• Activity
Restate each entry shown beneath this instruction, keeping its wording intact.

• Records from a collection
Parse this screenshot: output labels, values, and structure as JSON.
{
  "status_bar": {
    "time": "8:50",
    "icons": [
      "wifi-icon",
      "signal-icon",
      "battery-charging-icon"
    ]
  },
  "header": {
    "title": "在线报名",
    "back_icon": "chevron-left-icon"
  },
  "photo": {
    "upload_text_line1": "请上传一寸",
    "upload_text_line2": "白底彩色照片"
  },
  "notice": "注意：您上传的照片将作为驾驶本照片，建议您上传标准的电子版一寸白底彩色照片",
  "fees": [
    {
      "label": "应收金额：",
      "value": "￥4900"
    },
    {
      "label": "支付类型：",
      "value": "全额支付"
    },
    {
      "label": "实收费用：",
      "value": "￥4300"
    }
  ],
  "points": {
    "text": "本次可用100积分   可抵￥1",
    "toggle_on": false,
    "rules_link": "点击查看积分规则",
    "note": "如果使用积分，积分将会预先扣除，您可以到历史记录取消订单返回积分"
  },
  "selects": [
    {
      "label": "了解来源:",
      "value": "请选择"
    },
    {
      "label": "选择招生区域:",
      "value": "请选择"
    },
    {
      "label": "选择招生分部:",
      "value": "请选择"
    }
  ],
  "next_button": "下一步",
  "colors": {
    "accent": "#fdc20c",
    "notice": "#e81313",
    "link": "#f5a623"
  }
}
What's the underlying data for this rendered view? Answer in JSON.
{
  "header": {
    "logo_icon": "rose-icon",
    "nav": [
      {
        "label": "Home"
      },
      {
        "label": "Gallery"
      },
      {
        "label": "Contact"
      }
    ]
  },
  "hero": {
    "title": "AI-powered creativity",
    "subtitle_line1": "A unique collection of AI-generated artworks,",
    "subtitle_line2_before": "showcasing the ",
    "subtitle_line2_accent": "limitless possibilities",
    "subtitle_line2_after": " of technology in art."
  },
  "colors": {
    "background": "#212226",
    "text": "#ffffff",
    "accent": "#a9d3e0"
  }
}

• Problem solution
Parse this screenshot: output labels, values, and structure as JSON.
{
  "status_bar": {
    "time": "8:50",
    "icons": [
      "wifi-icon",
      "signal-icon",
      "battery-charging-icon"
    ]
  },
  "header": {
    "title": "在线报名",
    "back_icon": "chevron-left-icon"
  },
  "photo": {
    "upload_text_line1": "请上传一寸",
    "upload_text_line2": "白底彩色照片"
  },
  "notice": "注意：您上传的照片将作为驾驶本照片，建议您上传标准的电子版一寸白底彩色照片",
  "fees": [
    {
      "label": "应收金额：",
      "value": "￥4900"
    },
    {
      "label": "支付类型：",
      "value": "全额支付"
    },
    {
      "label": "实收费用：",
      "value": "￥4300"
    }
  ],
  "points": {
    "text": "本次可用100积分   可抵￥1",
    "toggle_on": false,
    "rules_link": "点击查看积分规则",
    "note": "如果使用积分，积分将会预先扣除，您可以到历史记录取消订单返回积分"
  },
  "selects": [
    {
      "label": "了解来源:",
      "value": "请选择"
    },
    {
      "label": "选择招生区域:",
      "value": "请选择"
    },
    {
      "label": "选择招生分部:",
      "value": "请选择"
    }
  ],
  "next_button": "下一步",
  "colors": {
    "accent": "#fdc20c",
    "notice": "#e81313",
    "link": "#f5a623"
  }
}
What's the underlying data for this rendered view? Answer in JSON.
{
  "header": {
    "logo_icon": "rose-icon",
    "nav": [
      {
        "label": "Home"
      },
      {
        "label": "Gallery"
      },
      {
        "label": "Contact"
      }
    ]
  },
  "hero": {
    "title": "AI-powered creativity",
    "subtitle_line1": "A unique collection of AI-generated artworks,",
    "subtitle_line2_before": "showcasing the ",
    "subtitle_line2_accent": "limitless possibilities",
    "subtitle_line2_after": " of technology in art."
  },
  "colors": {
    "background": "#212226",
    "text": "#ffffff",
    "accent": "#a9d3e0"
  }
}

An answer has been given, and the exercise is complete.